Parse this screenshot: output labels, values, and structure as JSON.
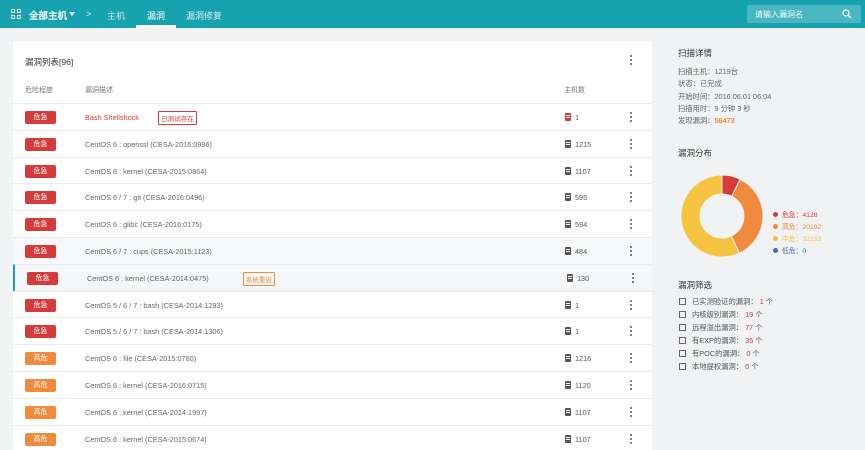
{
  "topbar": {
    "all_hosts": "全部主机",
    "separator": ">",
    "nav": [
      {
        "label": "主机",
        "active": false
      },
      {
        "label": "漏洞",
        "active": true
      },
      {
        "label": "漏洞修复",
        "active": false
      }
    ],
    "search_placeholder": "请输入漏洞名"
  },
  "list": {
    "title": "漏洞列表[96]",
    "col_severity": "危险程度",
    "col_desc": "漏洞描述",
    "col_hosts": "主机数",
    "rows": [
      {
        "severity": "危急",
        "level": "crit",
        "desc": "Bash Shellshock",
        "tag": "已测试存在",
        "tag_color": "red",
        "hosts": "1",
        "red": true
      },
      {
        "severity": "危急",
        "level": "crit",
        "desc": "CentOS 6 : openssl (CESA-2016:0996)",
        "hosts": "1215"
      },
      {
        "severity": "危急",
        "level": "crit",
        "desc": "CentOS 6 : kernel (CESA-2015:0864)",
        "hosts": "1107"
      },
      {
        "severity": "危急",
        "level": "crit",
        "desc": "CentOS 6 / 7 : git (CESA-2016:0496)",
        "hosts": "595"
      },
      {
        "severity": "危急",
        "level": "crit",
        "desc": "CentOS 6 : glibc (CESA-2016:0175)",
        "hosts": "594"
      },
      {
        "severity": "危急",
        "level": "crit",
        "desc": "CentOS 6 / 7 : cups (CESA-2015:1123)",
        "hosts": "484"
      },
      {
        "severity": "危急",
        "level": "crit",
        "desc": "CentOS 6 : kernel (CESA-2014:0475)",
        "tag": "系统重启",
        "tag_color": "orange",
        "hosts": "130"
      },
      {
        "severity": "危急",
        "level": "crit",
        "desc": "CentOS 5 / 6 / 7 : bash (CESA-2014:1293)",
        "hosts": "1"
      },
      {
        "severity": "危急",
        "level": "crit",
        "desc": "CentOS 5 / 6 / 7 : bash (CESA-2014:1306)",
        "hosts": "1"
      },
      {
        "severity": "高危",
        "level": "high",
        "desc": "CentOS 6 : file (CESA-2015:0760)",
        "hosts": "1216"
      },
      {
        "severity": "高危",
        "level": "high",
        "desc": "CentOS 6 : kernel (CESA-2016:0715)",
        "hosts": "1120"
      },
      {
        "severity": "高危",
        "level": "high",
        "desc": "CentOS 6 : kernel (CESA-2014:1997)",
        "hosts": "1107"
      },
      {
        "severity": "高危",
        "level": "high",
        "desc": "CentOS 6 : kernel (CESA-2015:0674)",
        "hosts": "1107"
      }
    ]
  },
  "details": {
    "title": "扫描详情",
    "lines": [
      "扫描主机：1219台",
      "状态：已完成",
      "开始时间：2016.06.01 06:04",
      "扫描用时：9 分钟 3 秒"
    ],
    "found_label": "发现漏洞：",
    "found_value": "56473"
  },
  "distribution": {
    "title": "漏洞分布",
    "legend": [
      {
        "label": "危急：4128",
        "value": 4128,
        "color": "#d63b3b"
      },
      {
        "label": "高危：20192",
        "value": 20192,
        "color": "#f08a3c"
      },
      {
        "label": "中危：32153",
        "value": 32153,
        "color": "#f5c342"
      },
      {
        "label": "低危：0",
        "value": 0,
        "color": "#3a6fb5"
      }
    ]
  },
  "filters": {
    "title": "漏洞筛选",
    "items": [
      {
        "label": "已实测验证的漏洞：",
        "count": "1",
        "unit": "个"
      },
      {
        "label": "内核级别漏洞：",
        "count": "19",
        "unit": "个"
      },
      {
        "label": "远程溢出漏洞：",
        "count": "77",
        "unit": "个"
      },
      {
        "label": "有EXP的漏洞：",
        "count": "35",
        "unit": "个"
      },
      {
        "label": "有POC的漏洞：",
        "count": "0",
        "unit": "个"
      },
      {
        "label": "本地提权漏洞：",
        "count": "0",
        "unit": "个"
      }
    ]
  }
}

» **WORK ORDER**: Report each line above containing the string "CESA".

» **YOUR RESPONSE**:
        "desc": "CentOS 6 : openssl (CESA-2016:0996)",
        "desc": "CentOS 6 : kernel (CESA-2015:0864)",
        "desc": "CentOS 6 / 7 : git (CESA-2016:0496)",
        "desc": "CentOS 6 : glibc (CESA-2016:0175)",
        "desc": "CentOS 6 / 7 : cups (CESA-2015:1123)",
        "desc": "CentOS 6 : kernel (CESA-2014:0475)",
        "desc": "CentOS 5 / 6 / 7 : bash (CESA-2014:1293)",
        "desc": "CentOS 5 / 6 / 7 : bash (CESA-2014:1306)",
        "desc": "CentOS 6 : file (CESA-2015:0760)",
        "desc": "CentOS 6 : kernel (CESA-2016:0715)",
        "desc": "CentOS 6 : kernel (CESA-2014:1997)",
        "desc": "CentOS 6 : kernel (CESA-2015:0674)",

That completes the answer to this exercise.